Article 74(1) provides: “There shall be a Council of Ministers with the Prime Minister at the head to aid and advise the President who shall, in the exercise of his functions, act in accordance with such advice”.
Appointment of the Prime Minister [Article 75 (1)]
The Prime Minister is the head of the Union Council of Ministers. He is appointed by the President. This power of the President must be read in the light of the requirement contained in Clause (3) of Article 75 which provides The Council of Ministers shall be collectively responsible to the House of the people.
It has two meanings:
- The first meaning which can legitimately be ascribed to it is that all members of a Govt. are unanimous in support of its policies and would exhibit that unanimity on public occasions although while formulating the policies, they might have expressed a different view in the meeting of the Cabinet.
- The other meaning is that Ministers, who had an opportunity to speak for or against the policies in the Cabinet are thereby personally and morally responsible for its success

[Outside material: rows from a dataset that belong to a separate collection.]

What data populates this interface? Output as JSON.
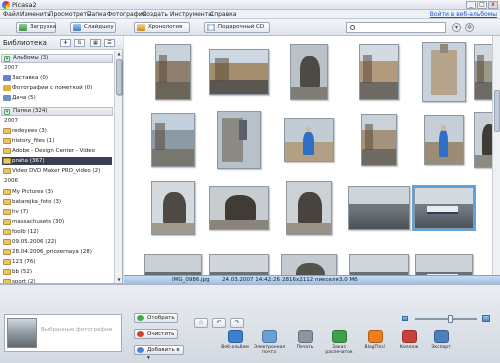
{
  "window": {
    "title": "Picasa2",
    "min": "_",
    "max": "□",
    "close": "x"
  },
  "menu": [
    "Файл",
    "Изменить",
    "Просмотреть",
    "Папка",
    "Фотография",
    "Создать",
    "Инструменты",
    "Справка"
  ],
  "signin_link": "Войти в веб-альбомы",
  "toolbar": {
    "import": "Загрузка",
    "slideshow": "Слайдшоу",
    "timeline": "Хронология",
    "cd": "Подарочный CD",
    "search_value": ""
  },
  "library": {
    "title": "Библиотека",
    "albums_group": "Альбомы (3)",
    "albums_year": "2007",
    "albums": [
      {
        "label": "Заставка (0)",
        "color": "#6f7ec9"
      },
      {
        "label": "Фотографии с пометкой (0)",
        "color": "#e0b030"
      },
      {
        "label": "Дача (5)",
        "color": "#6e8fc9"
      }
    ],
    "folders_group": "Папки (324)",
    "year_2007": "2007",
    "folders_2007": [
      "redeyees (3)",
      "history_files (1)",
      "Adobe - Design Center - Video",
      "praha (367)",
      "Video DVD Maker PRO_video (2)"
    ],
    "selected_folder_index": 3,
    "year_2006": "2006",
    "folders_2006": [
      "My Pictures (3)",
      "batarejka_foto (3)",
      "hv (7)",
      "massachusets (30)",
      "foolb (12)",
      "09.05.2006 (22)",
      "28.04.2006_priozernaya (28)",
      "123 (76)",
      "bb (52)",
      "sport (2)"
    ]
  },
  "status": {
    "filename": "IMG_0986.jpg",
    "datetime": "24.03.2007 14:42:26",
    "dimensions": "2816x2112 пикселя",
    "size": "3,0 Мб"
  },
  "tray": {
    "hold_hint": "Выбранные фотографии",
    "hold_button": "Отобрать",
    "clear_button": "Очистить",
    "add_button": "Добавить в ▾",
    "shares": [
      {
        "label": "Веб-альбом",
        "color": "#3a7fd0"
      },
      {
        "label": "Электронная почта",
        "color": "#6aa0d8"
      },
      {
        "label": "Печать",
        "color": "#8a96a4"
      },
      {
        "label": "Заказ распечаток",
        "color": "#3fa04b"
      },
      {
        "label": "BlogThis!",
        "color": "#f07c1e"
      },
      {
        "label": "Коллаж",
        "color": "#c8413a"
      },
      {
        "label": "Экспорт",
        "color": "#4d7fbf"
      }
    ]
  },
  "thumbnails": [
    {
      "kind": "street",
      "colors": [
        "#c9d3dc",
        "#8f7f6c",
        "#6b6458"
      ]
    },
    {
      "kind": "square",
      "colors": [
        "#cdd8e2",
        "#a58e6e",
        "#5b5750"
      ]
    },
    {
      "kind": "statue",
      "colors": [
        "#b9c2c9",
        "#4b4a45",
        "#7f7d76"
      ]
    },
    {
      "kind": "street",
      "colors": [
        "#d2dbe2",
        "#b29b7c",
        "#6d6a64"
      ]
    },
    {
      "kind": "tower",
      "colors": [
        "#c7d2dc",
        "#b5a48b",
        "#8f8a80"
      ]
    },
    {
      "kind": "street",
      "colors": [
        "#cfd7de",
        "#9c9788",
        "#6d6b64"
      ]
    },
    {
      "kind": "street",
      "colors": [
        "#c3cfda",
        "#8c9aa3",
        "#777770"
      ]
    },
    {
      "kind": "lamp",
      "colors": [
        "#b7c1c9",
        "#5a6067",
        "#8c8a84"
      ]
    },
    {
      "kind": "person",
      "colors": [
        "#c2ccd4",
        "#b29f84",
        "#6b6760"
      ]
    },
    {
      "kind": "square",
      "colors": [
        "#c8d2da",
        "#a5927a",
        "#6e6a62"
      ]
    },
    {
      "kind": "person",
      "colors": [
        "#c5cfd7",
        "#9c8c75",
        "#5e5a54"
      ]
    },
    {
      "kind": "statue",
      "colors": [
        "#c9d1d6",
        "#3f3c37",
        "#8f8a80"
      ]
    },
    {
      "kind": "statue",
      "colors": [
        "#d3d9dd",
        "#4e4a43",
        "#a09a8f"
      ]
    },
    {
      "kind": "statue",
      "colors": [
        "#c6ccd0",
        "#403c35",
        "#8a857c"
      ]
    },
    {
      "kind": "statue",
      "colors": [
        "#cbd1d5",
        "#48443d",
        "#989286"
      ]
    },
    {
      "kind": "river",
      "colors": [
        "#cdd4da",
        "#6f767b",
        "#4a5055"
      ]
    },
    {
      "kind": "boat",
      "colors": [
        "#d4dade",
        "#707a80",
        "#4a5259"
      ]
    },
    {
      "kind": "river",
      "colors": [
        "#c9d0d5",
        "#676e72",
        "#464b4f"
      ]
    },
    {
      "kind": "river",
      "colors": [
        "#d0d6db",
        "#6a7177",
        "#4b5156"
      ]
    },
    {
      "kind": "statue",
      "colors": [
        "#c4cbd0",
        "#55524b",
        "#8c877d"
      ]
    },
    {
      "kind": "river",
      "colors": [
        "#cfd5da",
        "#687075",
        "#4a4f54"
      ]
    },
    {
      "kind": "boat",
      "colors": [
        "#cbd1d6",
        "#66707a",
        "#444b52"
      ]
    },
    {
      "kind": "river",
      "colors": [
        "#cdd3d8",
        "#6b7378",
        "#4c5257"
      ]
    },
    {
      "kind": "river",
      "colors": [
        "#cad1d6",
        "#6c7378",
        "#4a5055"
      ]
    },
    {
      "kind": "river",
      "colors": [
        "#ced4d9",
        "#6a7075",
        "#474d52"
      ]
    },
    {
      "kind": "river",
      "colors": [
        "#c8cfd4",
        "#6f767b",
        "#4c5156"
      ]
    }
  ],
  "selected_thumbnail": 16
}
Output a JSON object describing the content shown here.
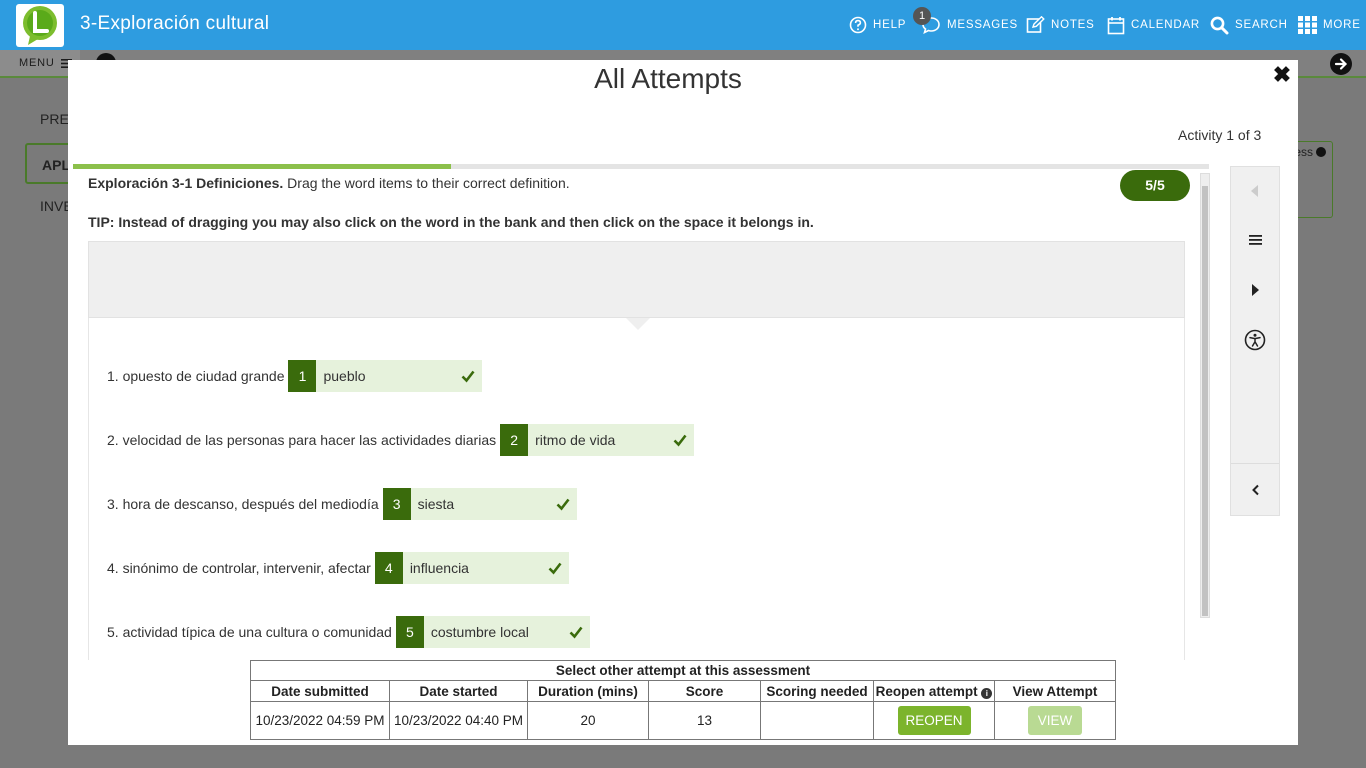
{
  "app": {
    "title": "3-Exploración cultural"
  },
  "nav": {
    "help": "HELP",
    "messages": "MESSAGES",
    "messages_count": "1",
    "notes": "NOTES",
    "calendar": "CALENDAR",
    "search": "SEARCH",
    "more": "MORE"
  },
  "subbar": {
    "menu_label": "MENU"
  },
  "background": {
    "side_items": [
      "PREI",
      "APL",
      "INVE"
    ],
    "right_card_text": "ess"
  },
  "modal": {
    "title": "All Attempts",
    "activity_counter": "Activity 1 of 3",
    "progress_fraction": 0.333,
    "instructions_bold": "Exploración 3-1 Definiciones.",
    "instructions_text": "Drag the word items to their correct definition.",
    "score": "5/5",
    "tip": "TIP: Instead of dragging you may also click on the word in the bank and then click on the space it belongs in.",
    "questions": [
      {
        "text": "1. opuesto de ciudad grande",
        "num": "1",
        "answer": "pueblo"
      },
      {
        "text": "2. velocidad de las personas para hacer las actividades diarias",
        "num": "2",
        "answer": "ritmo de vida"
      },
      {
        "text": "3. hora de descanso, después del mediodía",
        "num": "3",
        "answer": "siesta"
      },
      {
        "text": "4. sinónimo de controlar, intervenir, afectar",
        "num": "4",
        "answer": "influencia"
      },
      {
        "text": "5. actividad típica de una cultura o comunidad",
        "num": "5",
        "answer": "costumbre local"
      }
    ]
  },
  "attempts_table": {
    "caption": "Select other attempt at this assessment",
    "headers": [
      "Date submitted",
      "Date started",
      "Duration (mins)",
      "Score",
      "Scoring needed",
      "Reopen  attempt",
      "View Attempt"
    ],
    "row": {
      "date_submitted": "10/23/2022 04:59 PM",
      "date_started": "10/23/2022 04:40 PM",
      "duration": "20",
      "score": "13",
      "scoring_needed": "",
      "reopen_label": "REOPEN",
      "view_label": "VIEW"
    }
  },
  "colors": {
    "topbar": "#2e9ce0",
    "brand_green": "#3a6b0c",
    "progress_green": "#8cc04b",
    "reopen_green": "#7cb42c"
  }
}
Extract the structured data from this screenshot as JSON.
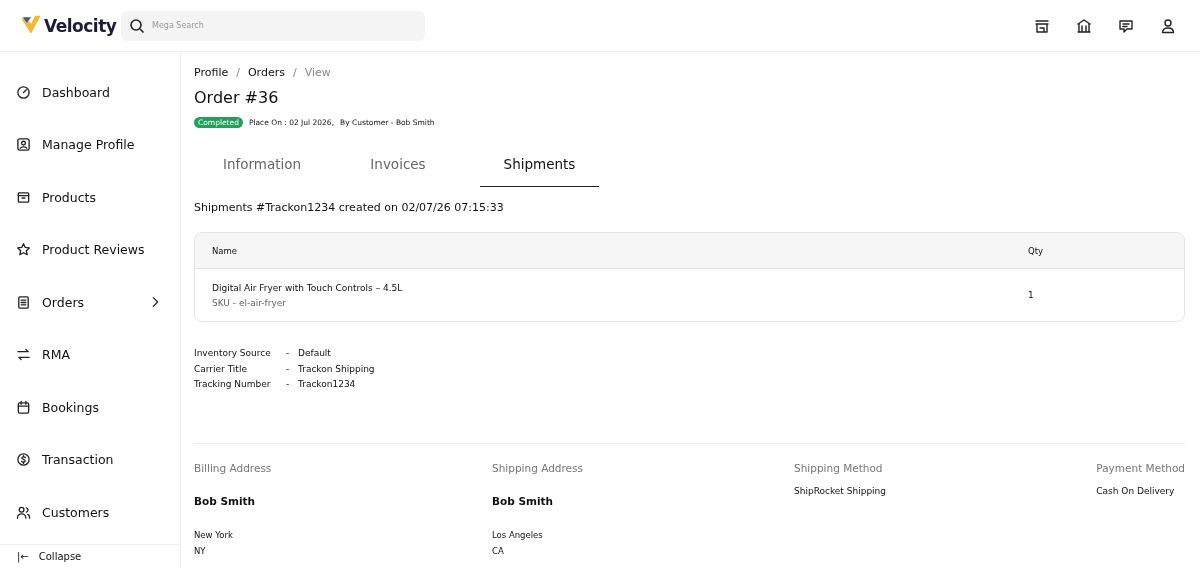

The doctrine of collective responsibility has practical advantages.
- First, it counteracts departmental separation for each minister has to be concerned with policies of other departments.
- Second, it prevents the policy of one department being determined unilaterally. Since it is the Cabinet as a whole which decides, ministers are less likely to be over-influenced by their civil servants.
- Third, it ensures that Cabinet decisions are based on principles and not on personalities. Collective responsibility does not apply to a minister’s responsibility for his permanent officials or for his personal mistakes and failure.
The Constitution, thus, incorporates the principle of “Responsible government” according to which, the executive is made answerable, for every act it does in relation to the administration of the affairs of the country, to the popular House of the Legislature. In this regard, the framers of the constitution of India have adopted the British Cabinet System. Therefore, the conventions operating under the English Constitution, in regard to the relationship between the Crown and the Ministers, are relevant in the interpretation of the Indian Constitution as well.
Relation between PM and President
The following provisions of the Constitution deal with the relationship between the President and the Prime Minister:
- Article 74: It states that there shall be a council of ministers with the Prime Minister at the head to aid and advise the President who shall, in the exercise of his functions, act in accordance with such advice. However, the President may require the council of ministers to reconsider such advice and the President shall act in accordance with the advice tendered after such reconsideration.
- Article 75: It states that:
- The Prime Minister shall be appointed by the President and the other ministers shall be appointed by the president on the advice of the Prime Minister.
- The ministers shall hold office during the pleasure of the president.
- The council of ministers shall be collectively responsible to the House of the People.
- Article 78: It states that it shall be the duty of the Prime Minister:
- to communicate to the President all decisions of the council of ministers relating to the administration of the affairs of the Union and proposals for legislation.
- to furnish such information relating to the administration of the affairs of the Union and proposals for legislation as the President may call for.
- if the President so requires, to submit for the consideration of the council of ministers any matter on which a decision has been taken by a minister, but which has not been considered by the council.
- He/she also advises the president about the appointment of important officials like the attorney general of India, Comptroller and Auditor General of India, chairman and members of the UPSC, election commissioners, chairman and members of the finance commission, and so on.